Alisha Ettleman, Tristin Miller, Jody Lang
Brant Loose, Nicole Guess, Brandon Wehenkel
What Is Physical Therapy?
In an editorial that appeared in PT Magazine in October 1999, the publisher remarked:
"Physical therapists are good people to know. They're educated in understanding the interaction of all your body parts. Their hands-on approach begins with examination, diagnosis, and treatment of the immediate problem. Then they teach you how to take care of yourself by showing you how to do exercises and how to use your body properly to gain strength and mobility and prevent recurring injury. You'll find them advising on proper posture and body motion in the work place, treating injuries, consulting on fitness, and administering physical therapy in the home. Today physical therapists provide help for every part of the body to everyone from infants to the elderly - more than 1 million people every day!"
The physical therapist provides services aimed at preventing the onset and/or slowing the progression of conditions resulting from injury, disease, and other causes. The physical therapist provides these services to people of all ages who have functional conditions resulting from back and neck injuries, sprains/strains and fractures, arthritis, burns, amputations, stroke, multiple sclerosis, birth defects such as cerebral palsy and spina bifida, injuries related to work and sports, and others.
Adapted from the APTA
What is Occupational Therapy?
Occupational therapy is skilled treatment that helps individuals achieve independence in all facets of their lives. It gives people the "skills for the job of living" necessary for independent and satisfying lives. Services typically include:
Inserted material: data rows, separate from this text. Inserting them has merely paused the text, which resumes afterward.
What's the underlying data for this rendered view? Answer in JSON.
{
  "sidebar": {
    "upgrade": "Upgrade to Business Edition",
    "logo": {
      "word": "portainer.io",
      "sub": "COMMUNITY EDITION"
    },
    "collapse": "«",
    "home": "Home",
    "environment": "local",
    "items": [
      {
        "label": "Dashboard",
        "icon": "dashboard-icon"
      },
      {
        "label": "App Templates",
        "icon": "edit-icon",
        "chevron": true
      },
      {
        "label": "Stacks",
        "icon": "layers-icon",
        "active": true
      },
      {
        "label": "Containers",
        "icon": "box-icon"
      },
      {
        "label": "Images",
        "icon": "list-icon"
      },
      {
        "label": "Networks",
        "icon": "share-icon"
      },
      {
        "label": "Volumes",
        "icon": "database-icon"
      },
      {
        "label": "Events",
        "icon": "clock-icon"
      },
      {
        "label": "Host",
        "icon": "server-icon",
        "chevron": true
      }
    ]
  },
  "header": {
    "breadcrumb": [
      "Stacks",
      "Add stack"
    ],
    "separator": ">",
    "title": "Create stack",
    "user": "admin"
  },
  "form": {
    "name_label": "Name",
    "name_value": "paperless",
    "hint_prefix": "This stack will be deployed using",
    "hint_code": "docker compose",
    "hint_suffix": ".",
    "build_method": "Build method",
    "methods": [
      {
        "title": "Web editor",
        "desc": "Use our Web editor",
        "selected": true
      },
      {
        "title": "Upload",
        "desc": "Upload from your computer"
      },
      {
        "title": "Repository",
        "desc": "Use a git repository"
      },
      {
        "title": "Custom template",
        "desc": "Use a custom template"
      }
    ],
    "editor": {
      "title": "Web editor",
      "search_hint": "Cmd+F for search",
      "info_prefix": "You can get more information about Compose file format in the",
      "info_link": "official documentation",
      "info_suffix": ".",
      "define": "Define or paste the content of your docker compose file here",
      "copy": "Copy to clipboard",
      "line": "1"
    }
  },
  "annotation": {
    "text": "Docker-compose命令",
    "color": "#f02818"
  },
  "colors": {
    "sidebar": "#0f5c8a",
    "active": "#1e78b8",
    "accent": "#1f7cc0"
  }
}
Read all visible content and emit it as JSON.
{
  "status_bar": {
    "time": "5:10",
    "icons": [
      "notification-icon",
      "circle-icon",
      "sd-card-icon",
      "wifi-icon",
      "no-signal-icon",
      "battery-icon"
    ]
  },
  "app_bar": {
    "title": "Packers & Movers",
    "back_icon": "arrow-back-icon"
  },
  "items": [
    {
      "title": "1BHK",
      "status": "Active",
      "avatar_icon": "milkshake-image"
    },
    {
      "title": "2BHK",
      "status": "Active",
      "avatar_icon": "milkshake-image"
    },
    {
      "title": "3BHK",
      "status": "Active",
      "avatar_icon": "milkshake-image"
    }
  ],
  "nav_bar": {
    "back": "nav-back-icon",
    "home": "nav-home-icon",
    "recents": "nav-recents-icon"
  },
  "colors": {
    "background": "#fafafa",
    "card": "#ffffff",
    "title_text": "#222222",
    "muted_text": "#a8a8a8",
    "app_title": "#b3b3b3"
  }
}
Customized treatment programs to improve one's ability to perform daily activities
Comprehensive home and job site evaluations with adaptation recommendations
Performance skills assessments and treatment
Adaptive equipment recommendations and usage training
Guidance to family members and caregivers
About Occupational Therapy Practitioners
Occupational therapy practitioners are skilled professionals whose education includes the study of human growth and development with specific emphasis on the social, emotional, and physiological effects of illness and injury.
The occupational therapist enters the field with a bachelors, masters, or doctoral degree. The occupational therapy assistant generally earns an associate degree.
Practitioners must complete supervised clinical internships in a variety of health care settings, and pass a national examination. Most states also regulate occupational therapy practice.
Adopted from AOTA
Meet the Therapists
Who can benefit from Physical Therapy?
|1314 3rd Avenue, Nebraska City, NE 68410, (402) 873-3321|